→ Exercise objective: Restate all entries word for word, minus pictures.

→ Material provided:
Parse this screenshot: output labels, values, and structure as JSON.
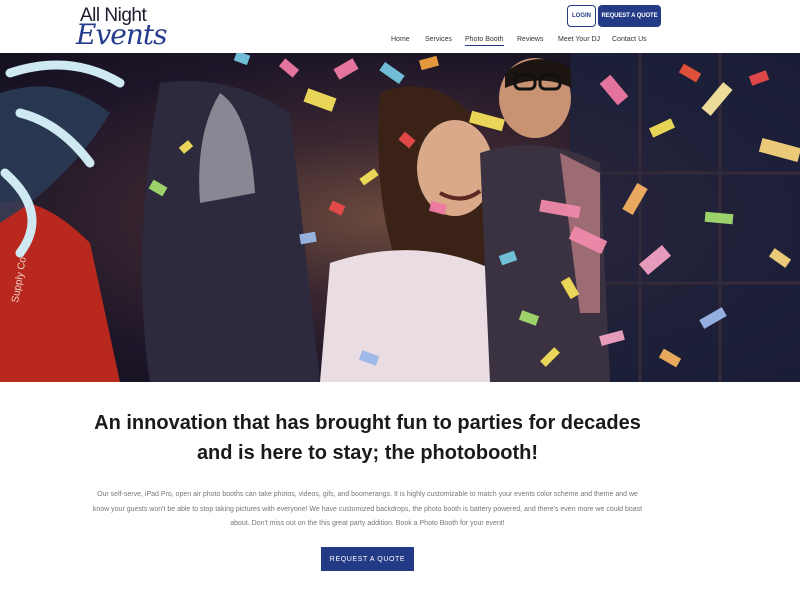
{
  "brand": {
    "line1": "All Night",
    "line2": "Events"
  },
  "header": {
    "login_label": "LOGIN",
    "quote_label": "REQUEST A QUOTE"
  },
  "nav": {
    "items": [
      {
        "label": "Home"
      },
      {
        "label": "Services"
      },
      {
        "label": "Photo Booth",
        "active": true
      },
      {
        "label": "Reviews"
      },
      {
        "label": "Meet Your DJ"
      },
      {
        "label": "Contact Us"
      }
    ]
  },
  "hero": {
    "image_desc": "Party guests laughing under falling confetti at a photo booth",
    "sign_text": "Supply Co"
  },
  "main": {
    "headline": "An innovation that has brought fun to parties for decades and is here to stay; the photobooth!",
    "body": "Our self-serve, iPad Pro, open air photo booths can take photos, videos, gifs, and boomerangs. It is highly customizable to match your events color scheme and theme and we know your guests won't be able to stop taking pictures with everyone! We have customized backdrops, the photo booth is battery powered, and there's even more we could boast about. Don't miss out on the this great party addition. Book a Photo Booth for your event!",
    "cta_label": "REQUEST A QUOTE"
  },
  "colors": {
    "brand_blue": "#233b86",
    "text_gray": "#777777"
  }
}
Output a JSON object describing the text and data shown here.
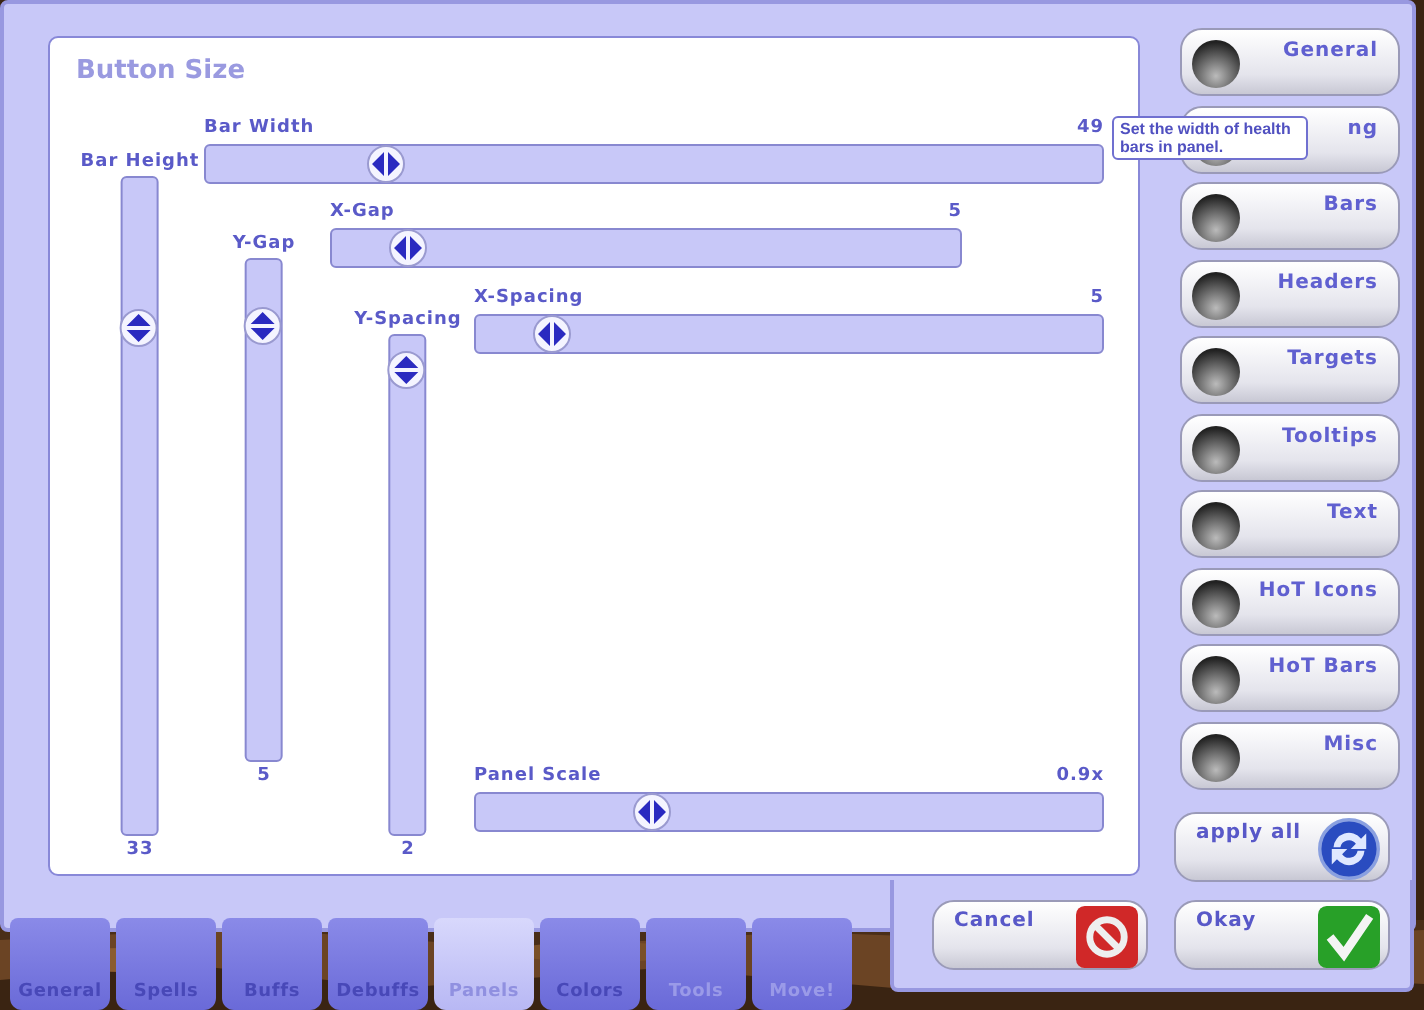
{
  "panel": {
    "title": "Button Size"
  },
  "sliders": [
    {
      "label": "Bar Width",
      "value": "49",
      "kind": "horizontal",
      "level": 0.2
    },
    {
      "label": "Bar Height",
      "value": "33",
      "kind": "vertical",
      "level": 0.77
    },
    {
      "label": "Y-Gap",
      "value": "5",
      "kind": "vertical",
      "level": 0.87
    },
    {
      "label": "X-Gap",
      "value": "5",
      "kind": "horizontal",
      "level": 0.12
    },
    {
      "label": "Y-Spacing",
      "value": "2",
      "kind": "vertical",
      "level": 0.93
    },
    {
      "label": "X-Spacing",
      "value": "5",
      "kind": "horizontal",
      "level": 0.12
    },
    {
      "label": "Panel Scale",
      "value": "0.9x",
      "kind": "horizontal",
      "level": 0.28
    }
  ],
  "tooltip": {
    "text": "Set the width of health bars in panel."
  },
  "sidebar": {
    "items": [
      "General",
      "ng",
      "Bars",
      "Headers",
      "Targets",
      "Tooltips",
      "Text",
      "HoT Icons",
      "HoT Bars",
      "Misc"
    ]
  },
  "actions": [
    {
      "label": "apply all",
      "kind": "apply"
    },
    {
      "label": "Cancel",
      "kind": "cancel"
    },
    {
      "label": "Okay",
      "kind": "okay"
    }
  ],
  "tabs": [
    {
      "label": "General",
      "selected": false,
      "disabled": false
    },
    {
      "label": "Spells",
      "selected": false,
      "disabled": false
    },
    {
      "label": "Buffs",
      "selected": false,
      "disabled": false
    },
    {
      "label": "Debuffs",
      "selected": false,
      "disabled": false
    },
    {
      "label": "Panels",
      "selected": true,
      "disabled": false
    },
    {
      "label": "Colors",
      "selected": false,
      "disabled": false
    },
    {
      "label": "Tools",
      "selected": false,
      "disabled": true
    },
    {
      "label": "Move!",
      "selected": false,
      "disabled": true
    }
  ]
}
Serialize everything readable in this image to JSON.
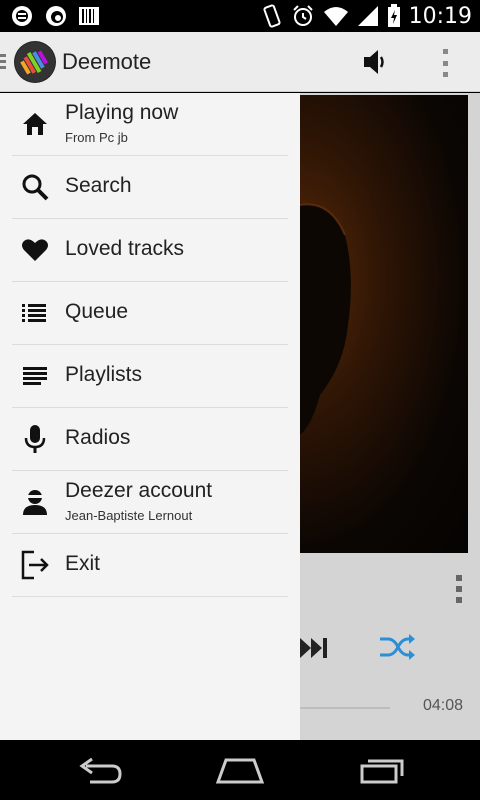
{
  "status_bar": {
    "time": "10:19",
    "icons": [
      "app-notification-icon",
      "sync-icon",
      "barcode-icon",
      "vibrate-icon",
      "alarm-icon",
      "wifi-icon",
      "signal-icon",
      "battery-icon"
    ]
  },
  "action_bar": {
    "title": "Deemote",
    "icons": [
      "app-logo-icon",
      "volume-icon",
      "overflow-menu-icon"
    ]
  },
  "drawer": {
    "items": [
      {
        "label": "Playing now",
        "subtitle": "From Pc jb",
        "icon": "home-icon"
      },
      {
        "label": "Search",
        "icon": "search-icon"
      },
      {
        "label": "Loved tracks",
        "icon": "heart-icon"
      },
      {
        "label": "Queue",
        "icon": "queue-icon"
      },
      {
        "label": "Playlists",
        "icon": "playlists-icon"
      },
      {
        "label": "Radios",
        "icon": "microphone-icon"
      },
      {
        "label": "Deezer account",
        "subtitle": "Jean-Baptiste Lernout",
        "icon": "account-icon"
      },
      {
        "label": "Exit",
        "icon": "exit-icon"
      }
    ]
  },
  "player": {
    "duration": "04:08",
    "accent_color": "#2a8fd6"
  },
  "nav_bar": {
    "icons": [
      "back-icon",
      "home-nav-icon",
      "recents-icon"
    ]
  }
}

→ Reply:
Parse this screenshot: output labels, values, and structure as JSON.
{
  "brand": {
    "line1": "All Night",
    "line2": "Events"
  },
  "header": {
    "login_label": "LOGIN",
    "quote_label": "REQUEST A QUOTE"
  },
  "nav": {
    "items": [
      {
        "label": "Home"
      },
      {
        "label": "Services"
      },
      {
        "label": "Photo Booth",
        "active": true
      },
      {
        "label": "Reviews"
      },
      {
        "label": "Meet Your DJ"
      },
      {
        "label": "Contact Us"
      }
    ]
  },
  "hero": {
    "image_desc": "Party guests laughing under falling confetti at a photo booth",
    "sign_text": "Supply Co"
  },
  "main": {
    "headline": "An innovation that has brought fun to parties for decades and is here to stay; the photobooth!",
    "body": "Our self-serve, iPad Pro, open air photo booths can take photos, videos, gifs, and boomerangs. It is highly customizable to match your events color scheme and theme and we know your guests won't be able to stop taking pictures with everyone! We have customized backdrops, the photo booth is battery powered, and there's even more we could boast about. Don't miss out on the this great party addition. Book a Photo Booth for your event!",
    "cta_label": "REQUEST A QUOTE"
  },
  "colors": {
    "brand_blue": "#233b86",
    "text_gray": "#777777"
  }
}
Output a JSON object describing the text and data shown here.
{
  "panel": {
    "title": "Button Size"
  },
  "sliders": [
    {
      "label": "Bar Width",
      "value": "49",
      "kind": "horizontal",
      "level": 0.2
    },
    {
      "label": "Bar Height",
      "value": "33",
      "kind": "vertical",
      "level": 0.77
    },
    {
      "label": "Y-Gap",
      "value": "5",
      "kind": "vertical",
      "level": 0.87
    },
    {
      "label": "X-Gap",
      "value": "5",
      "kind": "horizontal",
      "level": 0.12
    },
    {
      "label": "Y-Spacing",
      "value": "2",
      "kind": "vertical",
      "level": 0.93
    },
    {
      "label": "X-Spacing",
      "value": "5",
      "kind": "horizontal",
      "level": 0.12
    },
    {
      "label": "Panel Scale",
      "value": "0.9x",
      "kind": "horizontal",
      "level": 0.28
    }
  ],
  "tooltip": {
    "text": "Set the width of health bars in panel."
  },
  "sidebar": {
    "items": [
      "General",
      "ng",
      "Bars",
      "Headers",
      "Targets",
      "Tooltips",
      "Text",
      "HoT Icons",
      "HoT Bars",
      "Misc"
    ]
  },
  "actions": [
    {
      "label": "apply all",
      "kind": "apply"
    },
    {
      "label": "Cancel",
      "kind": "cancel"
    },
    {
      "label": "Okay",
      "kind": "okay"
    }
  ],
  "tabs": [
    {
      "label": "General",
      "selected": false,
      "disabled": false
    },
    {
      "label": "Spells",
      "selected": false,
      "disabled": false
    },
    {
      "label": "Buffs",
      "selected": false,
      "disabled": false
    },
    {
      "label": "Debuffs",
      "selected": false,
      "disabled": false
    },
    {
      "label": "Panels",
      "selected": true,
      "disabled": false
    },
    {
      "label": "Colors",
      "selected": false,
      "disabled": false
    },
    {
      "label": "Tools",
      "selected": false,
      "disabled": true
    },
    {
      "label": "Move!",
      "selected": false,
      "disabled": true
    }
  ]
}
Serialize everything readable in this image to JSON.
{
  "status_bar": {
    "time": "10:19",
    "icons": [
      "app-notification-icon",
      "sync-icon",
      "barcode-icon",
      "vibrate-icon",
      "alarm-icon",
      "wifi-icon",
      "signal-icon",
      "battery-icon"
    ]
  },
  "action_bar": {
    "title": "Deemote",
    "icons": [
      "app-logo-icon",
      "volume-icon",
      "overflow-menu-icon"
    ]
  },
  "drawer": {
    "items": [
      {
        "label": "Playing now",
        "subtitle": "From Pc jb",
        "icon": "home-icon"
      },
      {
        "label": "Search",
        "icon": "search-icon"
      },
      {
        "label": "Loved tracks",
        "icon": "heart-icon"
      },
      {
        "label": "Queue",
        "icon": "queue-icon"
      },
      {
        "label": "Playlists",
        "icon": "playlists-icon"
      },
      {
        "label": "Radios",
        "icon": "microphone-icon"
      },
      {
        "label": "Deezer account",
        "subtitle": "Jean-Baptiste Lernout",
        "icon": "account-icon"
      },
      {
        "label": "Exit",
        "icon": "exit-icon"
      }
    ]
  },
  "player": {
    "duration": "04:08",
    "accent_color": "#2a8fd6"
  },
  "nav_bar": {
    "icons": [
      "back-icon",
      "home-nav-icon",
      "recents-icon"
    ]
  }
}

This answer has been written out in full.